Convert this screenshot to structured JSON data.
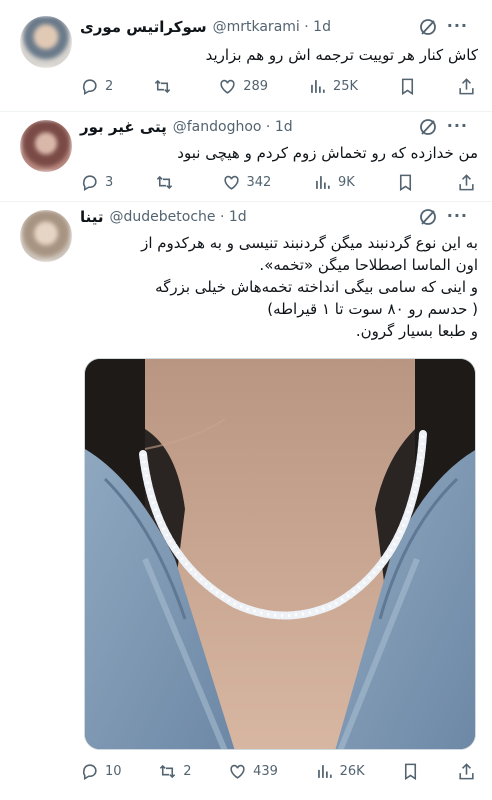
{
  "tweets": [
    {
      "name": "سوکراتیس موری",
      "handle": "@mrtkarami",
      "time": "1d",
      "lines": [
        "کاش کنار هر توییت ترجمه اش رو هم بزارید"
      ],
      "replies": "2",
      "retweets": "",
      "likes": "289",
      "views": "25K"
    },
    {
      "name": "پتی غیر بور",
      "handle": "@fandoghoo",
      "time": "1d",
      "lines": [
        "من خدازده که رو تخماش زوم کردم و هیچی نبود"
      ],
      "replies": "3",
      "retweets": "",
      "likes": "342",
      "views": "9K"
    },
    {
      "name": "تینا",
      "handle": "@dudebetoche",
      "time": "1d",
      "lines": [
        "به این نوع گردنبند میگن گردنبند تنیسی و به هرکدوم از",
        "اون الماسا اصطلاحا میگن «تخمه».",
        "و اینی که سامی بیگی انداخته تخمه‌هاش خیلی بزرگه",
        "( حدسم رو ۸۰ سوت تا ۱ قیراطه)",
        "و طبعا بسیار گرون."
      ],
      "replies": "10",
      "retweets": "2",
      "likes": "439",
      "views": "26K"
    }
  ],
  "colors": {
    "text": "#0f1419",
    "secondary": "#536471",
    "border": "#eff3f4"
  },
  "icons": [
    "reply-icon",
    "retweet-icon",
    "like-icon",
    "views-icon",
    "bookmark-icon",
    "share-icon",
    "grok-icon",
    "more-icon"
  ]
}
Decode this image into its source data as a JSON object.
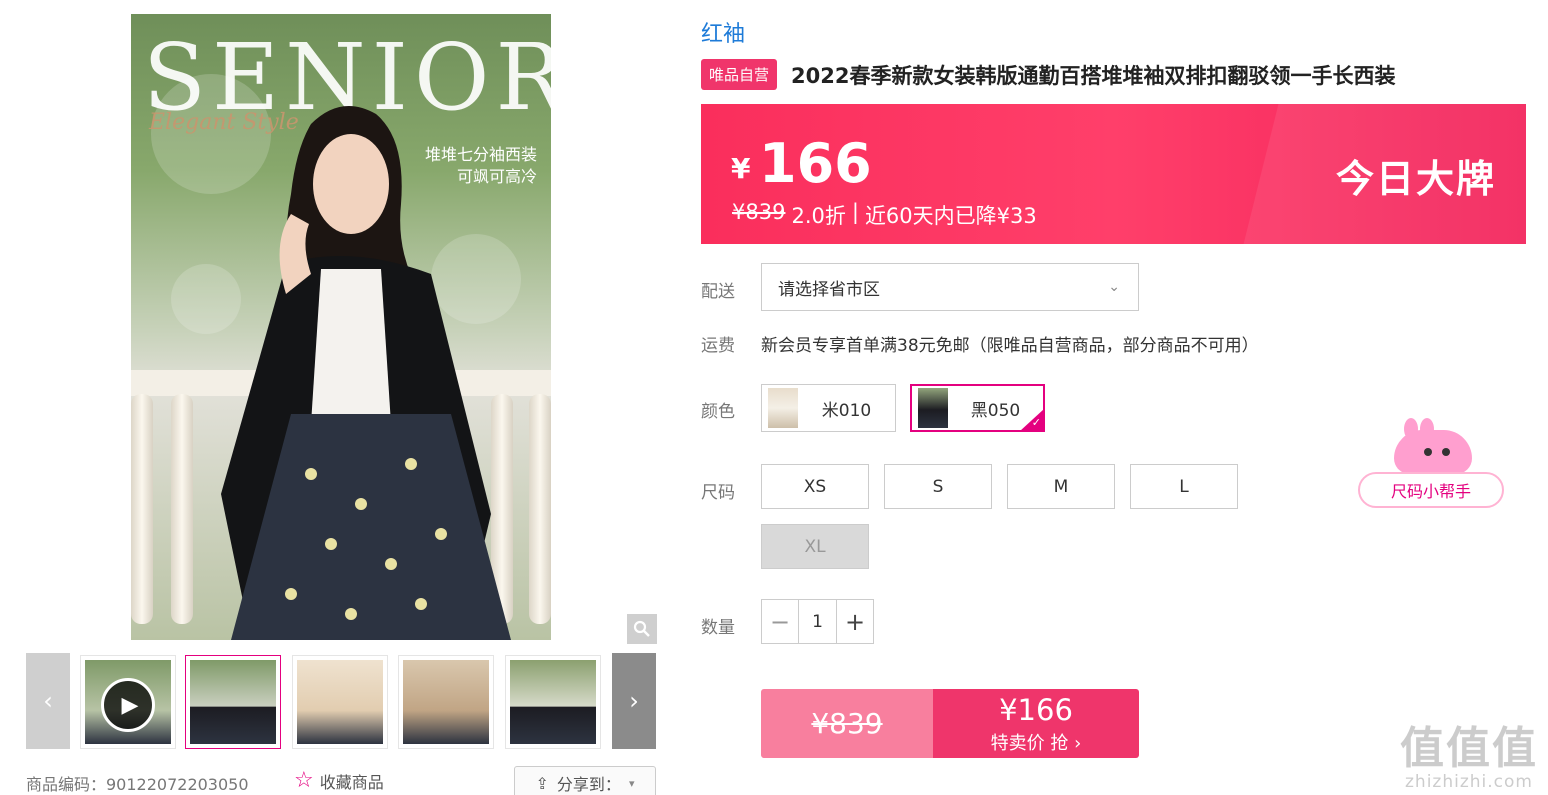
{
  "gallery": {
    "main_image": {
      "overlay_title": "SENIOR",
      "overlay_script": "Elegant Style",
      "caption_lines": [
        "堆堆七分袖西装",
        "可飒可高冷"
      ]
    },
    "thumbnails": [
      {
        "label": "SENIOR"
      },
      {
        "label": "SENIOR"
      },
      {
        "label": ""
      },
      {
        "label": ""
      },
      {
        "label": ""
      }
    ],
    "zoom_icon": "magnifier-icon"
  },
  "meta": {
    "item_code": "商品编码：90122072203050",
    "favorite_label": "收藏商品",
    "share_label": "分享到："
  },
  "product": {
    "brand": "红袖",
    "badge": "唯品自营",
    "title": "2022春季新款女装韩版通勤百搭堆堆袖双排扣翻驳领一手长西装"
  },
  "price": {
    "currency": "¥",
    "value": "166",
    "original": "¥839",
    "discount": "2.0折",
    "separator": "|",
    "drop_note": "近60天内已降¥33",
    "promo": "今日大牌"
  },
  "delivery": {
    "label": "配送",
    "placeholder": "请选择省市区"
  },
  "freight": {
    "label": "运费",
    "text": "新会员专享首单满38元免邮（限唯品自营商品，部分商品不可用）"
  },
  "color": {
    "label": "颜色",
    "options": [
      {
        "name": "米010",
        "selected": false
      },
      {
        "name": "黑050",
        "selected": true
      }
    ]
  },
  "size": {
    "label": "尺码",
    "options": [
      {
        "name": "XS",
        "disabled": false
      },
      {
        "name": "S",
        "disabled": false
      },
      {
        "name": "M",
        "disabled": false
      },
      {
        "name": "L",
        "disabled": false
      },
      {
        "name": "XL",
        "disabled": true
      }
    ],
    "helper": "尺码小帮手"
  },
  "quantity": {
    "label": "数量",
    "value": "1",
    "minus": "−",
    "plus": "+"
  },
  "buy": {
    "original": "¥839",
    "price": "¥166",
    "action": "特卖价 抢 ›"
  },
  "watermark": {
    "main": "值值值",
    "domain": "zhizhizhi.com"
  },
  "colors": {
    "accent": "#e4007f",
    "banner": "#fa2e5c",
    "brand_link": "#1e7bd8"
  }
}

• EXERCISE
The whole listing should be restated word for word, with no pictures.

• RESPONSE AREA
Convert this screenshot to structured JSON data.
{
  "tweets": [
    {
      "name": "سوکراتیس موری",
      "handle": "@mrtkarami",
      "time": "1d",
      "lines": [
        "کاش کنار هر توییت ترجمه اش رو هم بزارید"
      ],
      "replies": "2",
      "retweets": "",
      "likes": "289",
      "views": "25K"
    },
    {
      "name": "پتی غیر بور",
      "handle": "@fandoghoo",
      "time": "1d",
      "lines": [
        "من خدازده که رو تخماش زوم کردم و هیچی نبود"
      ],
      "replies": "3",
      "retweets": "",
      "likes": "342",
      "views": "9K"
    },
    {
      "name": "تینا",
      "handle": "@dudebetoche",
      "time": "1d",
      "lines": [
        "به این نوع گردنبند میگن گردنبند تنیسی و به هرکدوم از",
        "اون الماسا اصطلاحا میگن «تخمه».",
        "و اینی که سامی بیگی انداخته تخمه‌هاش خیلی بزرگه",
        "( حدسم رو ۸۰ سوت تا ۱ قیراطه)",
        "و طبعا بسیار گرون."
      ],
      "replies": "10",
      "retweets": "2",
      "likes": "439",
      "views": "26K"
    }
  ],
  "colors": {
    "text": "#0f1419",
    "secondary": "#536471",
    "border": "#eff3f4"
  },
  "icons": [
    "reply-icon",
    "retweet-icon",
    "like-icon",
    "views-icon",
    "bookmark-icon",
    "share-icon",
    "grok-icon",
    "more-icon"
  ]
}
Decode this image into its source data as a JSON object.
{
  "gallery": {
    "main_image": {
      "overlay_title": "SENIOR",
      "overlay_script": "Elegant Style",
      "caption_lines": [
        "堆堆七分袖西装",
        "可飒可高冷"
      ]
    },
    "thumbnails": [
      {
        "label": "SENIOR"
      },
      {
        "label": "SENIOR"
      },
      {
        "label": ""
      },
      {
        "label": ""
      },
      {
        "label": ""
      }
    ],
    "zoom_icon": "magnifier-icon"
  },
  "meta": {
    "item_code": "商品编码：90122072203050",
    "favorite_label": "收藏商品",
    "share_label": "分享到："
  },
  "product": {
    "brand": "红袖",
    "badge": "唯品自营",
    "title": "2022春季新款女装韩版通勤百搭堆堆袖双排扣翻驳领一手长西装"
  },
  "price": {
    "currency": "¥",
    "value": "166",
    "original": "¥839",
    "discount": "2.0折",
    "separator": "|",
    "drop_note": "近60天内已降¥33",
    "promo": "今日大牌"
  },
  "delivery": {
    "label": "配送",
    "placeholder": "请选择省市区"
  },
  "freight": {
    "label": "运费",
    "text": "新会员专享首单满38元免邮（限唯品自营商品，部分商品不可用）"
  },
  "color": {
    "label": "颜色",
    "options": [
      {
        "name": "米010",
        "selected": false
      },
      {
        "name": "黑050",
        "selected": true
      }
    ]
  },
  "size": {
    "label": "尺码",
    "options": [
      {
        "name": "XS",
        "disabled": false
      },
      {
        "name": "S",
        "disabled": false
      },
      {
        "name": "M",
        "disabled": false
      },
      {
        "name": "L",
        "disabled": false
      },
      {
        "name": "XL",
        "disabled": true
      }
    ],
    "helper": "尺码小帮手"
  },
  "quantity": {
    "label": "数量",
    "value": "1",
    "minus": "−",
    "plus": "+"
  },
  "buy": {
    "original": "¥839",
    "price": "¥166",
    "action": "特卖价 抢 ›"
  },
  "watermark": {
    "main": "值值值",
    "domain": "zhizhizhi.com"
  },
  "colors": {
    "accent": "#e4007f",
    "banner": "#fa2e5c",
    "brand_link": "#1e7bd8"
  }
}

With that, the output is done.